The best way to get your brain moving on your morning commute is to read.
“I have said what I wanted to say and I will not say it again.”
Oh, Jane Austen. Who has not heard of this literary icon?
Being creative is as innate to being human as eating, talking, walking and thinking is.
No, when I say “kill yourself” I want you to hear: kill your parents. Slay the expectations they implanted within you, choke the traditions they noosed to your spine.
“You are the only person I can talk with about the shade of a cloud, about the song of a thought…”
Great literature does more than touch the audience with its great literary themes. It also reaches out to higher ground, touching the audience with truth and thematic richness.
Whether you’ve been in New York for 3 minutes or long enough to be angry at an upstart puddle, here are six books that are, subjectively, quite excellent portraits of the Big Apple:
2014 was dubbed “The Year of Reading Women” last January, and has undoubtedly lived up to that expectation.

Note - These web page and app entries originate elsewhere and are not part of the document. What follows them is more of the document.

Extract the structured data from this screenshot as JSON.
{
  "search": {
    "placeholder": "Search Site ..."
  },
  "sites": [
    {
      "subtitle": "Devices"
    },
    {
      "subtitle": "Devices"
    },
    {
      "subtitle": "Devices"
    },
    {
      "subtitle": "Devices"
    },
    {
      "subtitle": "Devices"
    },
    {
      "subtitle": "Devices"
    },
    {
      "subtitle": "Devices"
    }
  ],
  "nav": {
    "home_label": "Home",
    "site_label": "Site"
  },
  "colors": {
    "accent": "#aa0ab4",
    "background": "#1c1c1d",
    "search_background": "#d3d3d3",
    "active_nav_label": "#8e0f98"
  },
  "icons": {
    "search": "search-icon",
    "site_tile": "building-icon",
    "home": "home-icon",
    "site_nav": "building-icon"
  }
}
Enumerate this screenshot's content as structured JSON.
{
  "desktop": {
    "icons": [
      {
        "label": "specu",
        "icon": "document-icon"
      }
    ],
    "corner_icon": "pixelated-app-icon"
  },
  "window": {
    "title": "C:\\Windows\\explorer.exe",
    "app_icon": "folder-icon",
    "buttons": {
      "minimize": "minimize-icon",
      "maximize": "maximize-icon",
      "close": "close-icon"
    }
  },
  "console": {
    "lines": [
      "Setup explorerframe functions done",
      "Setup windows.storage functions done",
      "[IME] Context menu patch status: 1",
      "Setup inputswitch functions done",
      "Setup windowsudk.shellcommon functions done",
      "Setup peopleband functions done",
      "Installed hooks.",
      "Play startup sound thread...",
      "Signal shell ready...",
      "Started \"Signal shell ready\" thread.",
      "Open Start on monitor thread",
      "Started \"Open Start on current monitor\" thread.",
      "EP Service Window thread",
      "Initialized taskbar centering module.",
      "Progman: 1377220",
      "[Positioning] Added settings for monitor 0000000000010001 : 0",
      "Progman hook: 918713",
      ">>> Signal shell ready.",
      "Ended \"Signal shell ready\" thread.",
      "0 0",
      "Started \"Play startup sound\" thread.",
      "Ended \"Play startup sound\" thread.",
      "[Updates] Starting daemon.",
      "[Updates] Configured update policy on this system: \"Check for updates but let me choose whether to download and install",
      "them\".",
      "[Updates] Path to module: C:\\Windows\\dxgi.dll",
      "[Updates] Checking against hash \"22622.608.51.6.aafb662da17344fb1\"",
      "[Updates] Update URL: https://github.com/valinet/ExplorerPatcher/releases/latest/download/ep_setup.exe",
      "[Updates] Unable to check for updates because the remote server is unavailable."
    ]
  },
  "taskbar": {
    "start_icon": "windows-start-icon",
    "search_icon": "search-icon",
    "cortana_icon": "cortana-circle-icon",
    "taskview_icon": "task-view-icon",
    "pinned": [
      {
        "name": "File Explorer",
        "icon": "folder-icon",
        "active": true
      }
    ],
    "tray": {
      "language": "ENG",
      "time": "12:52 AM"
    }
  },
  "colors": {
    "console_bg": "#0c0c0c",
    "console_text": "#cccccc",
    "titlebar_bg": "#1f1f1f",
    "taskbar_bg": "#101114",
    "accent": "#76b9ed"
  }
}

Wherever the imaginary Marco Polo of Christopher Cerrone’s (and Italo Calvino’s) ‘Invisible Cities’ may have traveled, in this Music for Writers entry, you’ll find the most valuable map to your own creativity by listening — in the dark.